    The Gerth Archives and Special Collections created digitial reproductions (401.4 MB) from the original material for long-term preservation and access. These preservation files were scanned and stored on the Gerth Archives and Special Collections Department Drive. For more information on the best practices and standards for the digitization process, please see: CSU Japanese American Digitization Project Technical Reference Guide. 

    Scope and Contents

    The Terminal Island Personal Histories Collection (1994-1995) contains 401.4 MB of digitized materials featuring one transcribed oral history, one autobiography, and one possible rough draft edition of a book entitled, "Terminal Island: An Island in Time, Collection of Personal Histories of Former Islanders 1994-1995", which compiles 34 more transcribed oral histories, biographies, and autobiographies of the Japanese American residents who lived on Terminal Island before being forcibly removed in the wake of the attack on Pearl Harbor in 1941.

    Preferred Citation

    For information about citing archival material, see the Citations for Archival Material  guide, or consult the appropriate style manual.

    Related Materials

    This collection is part of the California State University Japanese American Digitization Project. Other collections about the history of Japanese Americans are found in the digital repository: CSU Japanese American Digitization Project. 

    Subjects and Indexing Terms

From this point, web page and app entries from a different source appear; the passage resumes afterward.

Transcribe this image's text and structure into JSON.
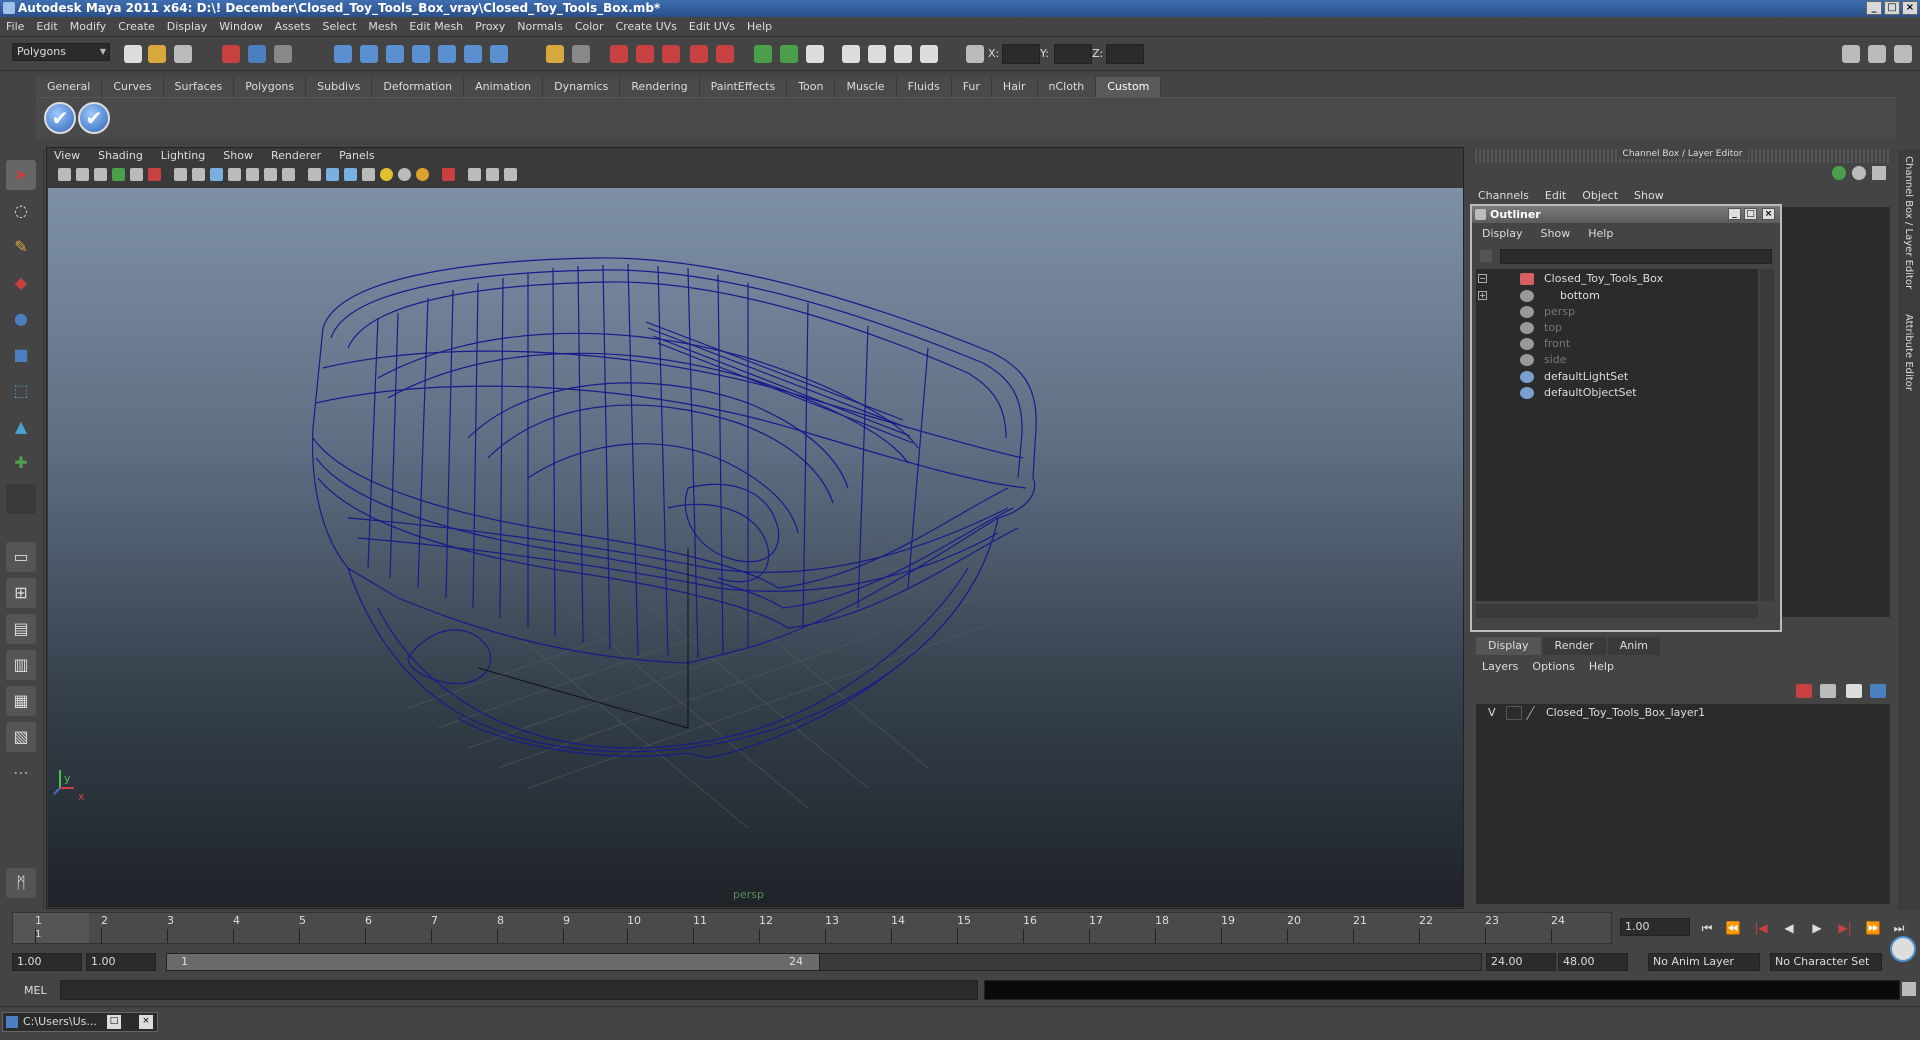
{
  "window": {
    "title": "Autodesk Maya 2011 x64: D:\\! December\\Closed_Toy_Tools_Box_vray\\Closed_Toy_Tools_Box.mb*",
    "controls": [
      "_",
      "□",
      "×"
    ]
  },
  "menubar": [
    "File",
    "Edit",
    "Modify",
    "Create",
    "Display",
    "Window",
    "Assets",
    "Select",
    "Mesh",
    "Edit Mesh",
    "Proxy",
    "Normals",
    "Color",
    "Create UVs",
    "Edit UVs",
    "Help"
  ],
  "statusline": {
    "mode": "Polygons",
    "x_label": "X:",
    "y_label": "Y:",
    "z_label": "Z:"
  },
  "shelf": {
    "tabs": [
      "General",
      "Curves",
      "Surfaces",
      "Polygons",
      "Subdivs",
      "Deformation",
      "Animation",
      "Dynamics",
      "Rendering",
      "PaintEffects",
      "Toon",
      "Muscle",
      "Fluids",
      "Fur",
      "Hair",
      "nCloth",
      "Custom"
    ],
    "active_tab": "Custom",
    "icons": [
      "checkmark-shelf-icon",
      "checkmark-shelf-icon"
    ],
    "icon_glyph": "✔"
  },
  "viewport": {
    "menu": [
      "View",
      "Shading",
      "Lighting",
      "Show",
      "Renderer",
      "Panels"
    ],
    "camera_label": "persp",
    "axis_y": "y",
    "axis_x": "x",
    "wire_color": "#1a1a8a"
  },
  "channelbox": {
    "header": "Channel Box / Layer Editor",
    "menu": [
      "Channels",
      "Edit",
      "Object",
      "Show"
    ]
  },
  "outliner": {
    "title": "Outliner",
    "menu": [
      "Display",
      "Show",
      "Help"
    ],
    "items": [
      {
        "label": "Closed_Toy_Tools_Box",
        "icon": "transform-icon"
      },
      {
        "label": "bottom",
        "icon": "mesh-icon"
      },
      {
        "label": "persp",
        "icon": "camera-icon"
      },
      {
        "label": "top",
        "icon": "camera-icon"
      },
      {
        "label": "front",
        "icon": "camera-icon"
      },
      {
        "label": "side",
        "icon": "camera-icon"
      },
      {
        "label": "defaultLightSet",
        "icon": "set-icon"
      },
      {
        "label": "defaultObjectSet",
        "icon": "set-icon"
      }
    ]
  },
  "layer_editor": {
    "tabs": [
      "Display",
      "Render",
      "Anim"
    ],
    "active_tab": "Display",
    "menu": [
      "Layers",
      "Options",
      "Help"
    ],
    "layer": {
      "visible": "V",
      "name": "Closed_Toy_Tools_Box_layer1"
    }
  },
  "side_tabs": [
    "Channel Box / Layer Editor",
    "Attribute Editor"
  ],
  "timeslider": {
    "ticks": [
      "1",
      "2",
      "3",
      "4",
      "5",
      "6",
      "7",
      "8",
      "9",
      "10",
      "11",
      "12",
      "13",
      "14",
      "15",
      "16",
      "17",
      "18",
      "19",
      "20",
      "21",
      "22",
      "23",
      "24"
    ],
    "current_frame_marker": "1",
    "current_frame": "1.00"
  },
  "playback": [
    "⏮",
    "⏪",
    "|◀",
    "◀",
    "▶",
    "▶|",
    "⏩",
    "⏭"
  ],
  "range": {
    "start": "1.00",
    "playback_start": "1.00",
    "handle_start": "1",
    "handle_end": "24",
    "playback_end": "24.00",
    "end": "48.00",
    "anim_layer": "No Anim Layer",
    "character_set": "No Character Set"
  },
  "cmdline": {
    "label": "MEL"
  },
  "taskbar": {
    "item": "C:\\Users\\Us..."
  }
}
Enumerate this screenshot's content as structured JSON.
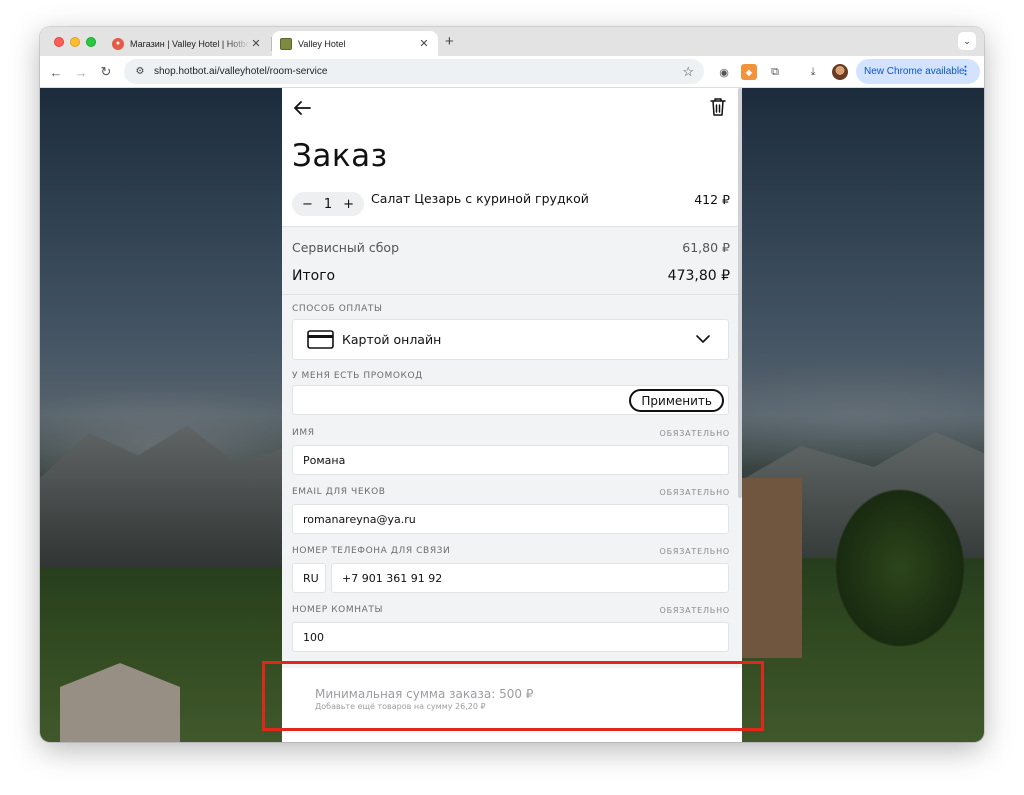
{
  "browser": {
    "tabs": [
      {
        "title": "Магазин | Valley Hotel | Hotbot",
        "active": false
      },
      {
        "title": "Valley Hotel",
        "active": true
      }
    ],
    "new_tab_label": "+",
    "url": "shop.hotbot.ai/valleyhotel/room-service",
    "update_button": "New Chrome available"
  },
  "order": {
    "title": "Заказ",
    "item": {
      "quantity": "1",
      "minus": "−",
      "plus": "+",
      "name": "Салат Цезарь с куриной грудкой",
      "price": "412 ₽"
    },
    "service_fee_label": "Сервисный сбор",
    "service_fee_value": "61,80 ₽",
    "total_label": "Итого",
    "total_value": "473,80 ₽"
  },
  "form": {
    "payment_label": "СПОСОБ ОПЛАТЫ",
    "payment_value": "Картой онлайн",
    "promo_label": "У МЕНЯ ЕСТЬ ПРОМОКОД",
    "promo_value": "",
    "apply_label": "Применить",
    "required_text": "ОБЯЗАТЕЛЬНО",
    "name_label": "ИМЯ",
    "name_value": "Романа",
    "email_label": "EMAIL ДЛЯ ЧЕКОВ",
    "email_value": "romanareyna@ya.ru",
    "phone_label": "НОМЕР ТЕЛЕФОНА ДЛЯ СВЯЗИ",
    "country_code": "RU",
    "phone_value": "+7 901 361 91 92",
    "room_label": "НОМЕР КОМНАТЫ",
    "room_value": "100"
  },
  "footer": {
    "min_sum": "Минимальная сумма заказа: 500 ₽",
    "add_more": "Добавьте ещё товаров на сумму 26,20 ₽"
  },
  "colors": {
    "highlight": "#e1261c",
    "chrome_pill": "#d3e3fd",
    "panel_bg": "#f2f3f5"
  }
}
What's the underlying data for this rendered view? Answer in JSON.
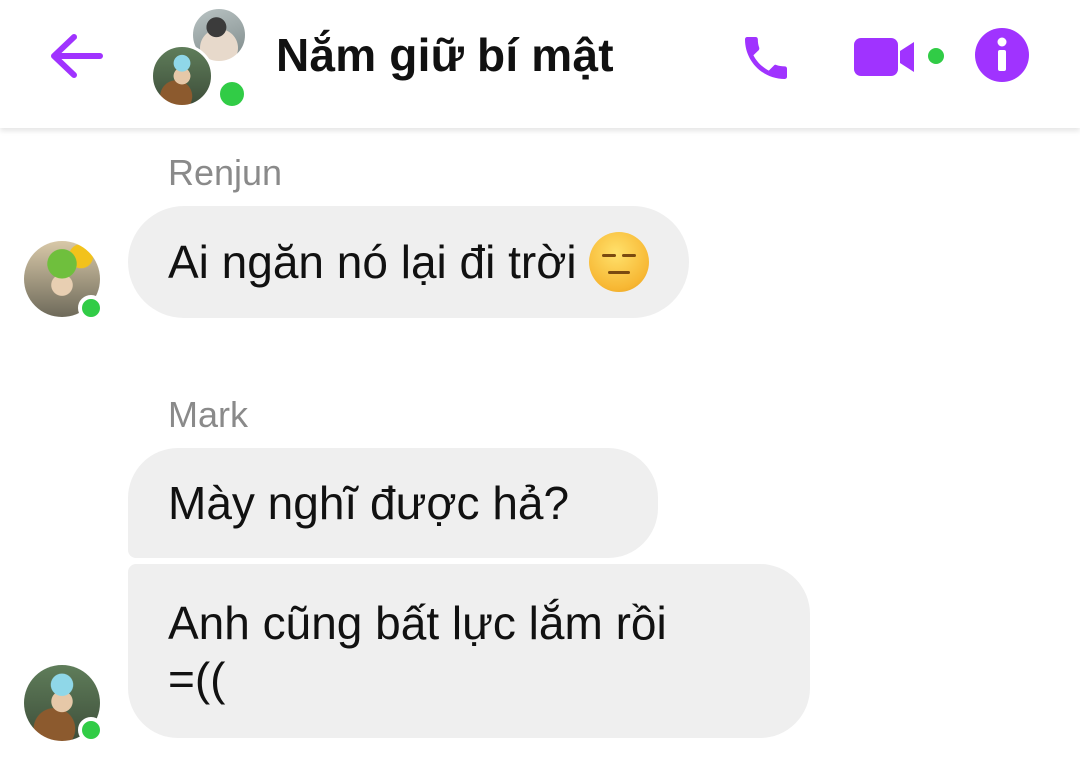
{
  "header": {
    "title": "Nắm giữ bí mật",
    "back_icon": "back-arrow-icon",
    "call_icon": "phone-icon",
    "video_icon": "video-camera-icon",
    "info_icon": "info-icon",
    "accent_color": "#a033ff",
    "online_color": "#31cc46"
  },
  "messages": [
    {
      "sender": "Renjun",
      "bubbles": [
        {
          "text": "Ai ngăn nó lại đi trời",
          "emoji": "expressionless-face-icon"
        }
      ]
    },
    {
      "sender": "Mark",
      "bubbles": [
        {
          "text": "Mày nghĩ được hả?"
        },
        {
          "line1": "Anh cũng bất lực lắm rồi",
          "line2": "=(("
        }
      ]
    }
  ]
}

    Terminal Island (Calif.)
    United States -- Emigration and immigration -- History
    Japan -- History -- 20th century
    Japanese Americans--Biography
    Japanese Americans -- History -- 20th century
    Japanese American families
    Japanese American soldiers
    Japanese American veterans
    Pearl Harbor (Hawaii), Attack on, 1941
    World War, 1939-1945 -- Concentration Camps -- United States
    Racism
    Interviews
    Oral history
    Transcription
    Fish canneries
    Fishing stories, American